The trooper died Friday afternoon when he was hit by a car on U.S. 58 near Adams Grove. He had just finished with a traffic stop when he and the car he had pulled over were both hit by another vehicle, driven by 84-year-old Lowell J. Carrington.

Hill, 42, died at the scene. The driver of the car that Hill had stopped, Megan Cotrell, of Virginia Beach, was taken to a local hospital, where she was treated and released for minor injuries.

Carrington was flown by Virginia State Police Med-Flight helicopter to Sentara Norfolk General, where he remained Tuesday afternoon, according to Sgt. D.S. Carr, public information officer for the Virginia State Police.

“He’s banged up pretty bad,” Carr said.

Noting that Carrington was a retired minister from the area, Carr said the death of Trooper Hill was “tearing his family up pretty bad.” Carr said charges had not yet been filed, and would be at the discretion of the Commonwealth’s Attorney in Southampton County, pending a full investigation.

Tuesday afternoon, though, was set aside to honor the man who gave his life in the line of duty and to provide some comfort for his family, friends and co-workers. It was also a day to remember the everyday sacrifices that make police officers true “public servants.”

“Last Friday, a wife lost her husband, a son and daughter lost their dad … and our nation lost a true American hero,” said Virginia Secretary of Public Safety John Marshall during remarks at the funeral service.

“Clearly, Robert had a special kind of courage,” he said, noting that the pledge new State Police Academy graduates have to take reads, in part, ‘I shall consider no sacrifice too great in the performance of my duties.’ Marshall and others who spoke took pains to note that Hill’s sacrifices started long before he gave his life in the line of duty.

In addition to his regular duties as a state police officer, Hill served as the Area 34 office’s career-training officer, counselor and crime-prevention specialist.

A 19-year veteran of the VSP, he was assigned to Sussex upon graduating from the police academy in 1988. Five years later, he was sent back home to the Southampton County office, returning there on the same day as Sgt. Carr, who on Monday remembered working shifts together with Hill.

“We were friends.
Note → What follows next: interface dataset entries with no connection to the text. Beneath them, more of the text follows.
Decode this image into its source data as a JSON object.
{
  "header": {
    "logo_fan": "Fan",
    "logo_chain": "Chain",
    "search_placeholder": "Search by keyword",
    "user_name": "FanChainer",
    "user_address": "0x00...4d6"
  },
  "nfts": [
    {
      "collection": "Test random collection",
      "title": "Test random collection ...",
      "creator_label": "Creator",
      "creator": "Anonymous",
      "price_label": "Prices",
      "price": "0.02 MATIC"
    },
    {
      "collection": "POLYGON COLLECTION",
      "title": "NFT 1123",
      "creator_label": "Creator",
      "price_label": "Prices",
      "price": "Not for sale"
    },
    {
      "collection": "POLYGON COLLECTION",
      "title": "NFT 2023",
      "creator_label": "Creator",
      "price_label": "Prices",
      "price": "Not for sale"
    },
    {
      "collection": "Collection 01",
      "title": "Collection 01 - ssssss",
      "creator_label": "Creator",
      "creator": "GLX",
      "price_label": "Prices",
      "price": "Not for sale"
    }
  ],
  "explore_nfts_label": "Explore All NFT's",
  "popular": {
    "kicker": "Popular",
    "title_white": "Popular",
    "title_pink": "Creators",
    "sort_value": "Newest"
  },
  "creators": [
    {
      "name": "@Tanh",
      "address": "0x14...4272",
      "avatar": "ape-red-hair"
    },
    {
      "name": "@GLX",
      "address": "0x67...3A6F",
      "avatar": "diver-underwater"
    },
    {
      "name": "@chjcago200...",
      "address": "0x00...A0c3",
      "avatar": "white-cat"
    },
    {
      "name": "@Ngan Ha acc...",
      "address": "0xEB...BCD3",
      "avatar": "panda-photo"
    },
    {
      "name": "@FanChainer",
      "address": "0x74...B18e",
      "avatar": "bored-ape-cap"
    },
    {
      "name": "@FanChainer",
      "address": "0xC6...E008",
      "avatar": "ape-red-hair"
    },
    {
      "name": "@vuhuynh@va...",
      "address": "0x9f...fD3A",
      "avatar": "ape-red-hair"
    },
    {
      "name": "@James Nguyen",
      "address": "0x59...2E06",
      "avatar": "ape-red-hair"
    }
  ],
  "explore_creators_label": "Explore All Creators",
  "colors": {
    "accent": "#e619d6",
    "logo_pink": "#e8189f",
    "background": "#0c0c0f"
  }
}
He was a good guy, a great person.”

Carr and others remembered Hill for his willingness to contribute to the community outside of his work with the State Police.

He said a few years ago Hill took it upon himself to begin a program of Christmastime donations to children in the Southampton County Head Start program.

“It’s good to give back and share the joy,” Hill told The Tidewater News during a gathering for children to open those gifts in December 2002. “Giving from the heart, there’s nothing like it.”

Friend Sherman Vincent, who also participated in real estate ventures with Hill, said the two had contributed to causes ranging from the Make-a-Wish Foundation to credit-counseling services to raising money for sick residents who couldn’t pay for their own treatment.

“By all accounts, Robert made a difference in countless lives,” said


Gov. Timothy Kaine remembered meeting Hill when the governor visited Franklin after the October flood. “It’s a sad honor to be here on behalf of the commonwealth.”

Kaine acknowledged Hill’s broad service to the community, saying, “To make your life about serving others, and to make a difference to them is one way to extend one’s life.

Following a brief homily, in which he told mourners that God understood what it was like to lose a loved one, the governor presented a state flag to Hill’s widow, Melissa Branch-Hill. The flag, he said, had flown over the capitol on Friday, the day her husband was killed.

Hill is also survived by his 17-year-old son and 10-year-old daughter, as well as two sisters and three brothers. One of those sisters, Marie H. McCoy, told mourners, “If you have brothers, and they’re like my brother, then you have a real man.”

Though born in North Carolina, Hill grew up in Southampton County. He was a graduate of Franklin High School and joined the Virginia State Police in 1987.

Superintendent Flaherty said Hill’s is the second line-of-duty death for the Virginia State Police and the tenth for Virginia law enforcement agencies this year.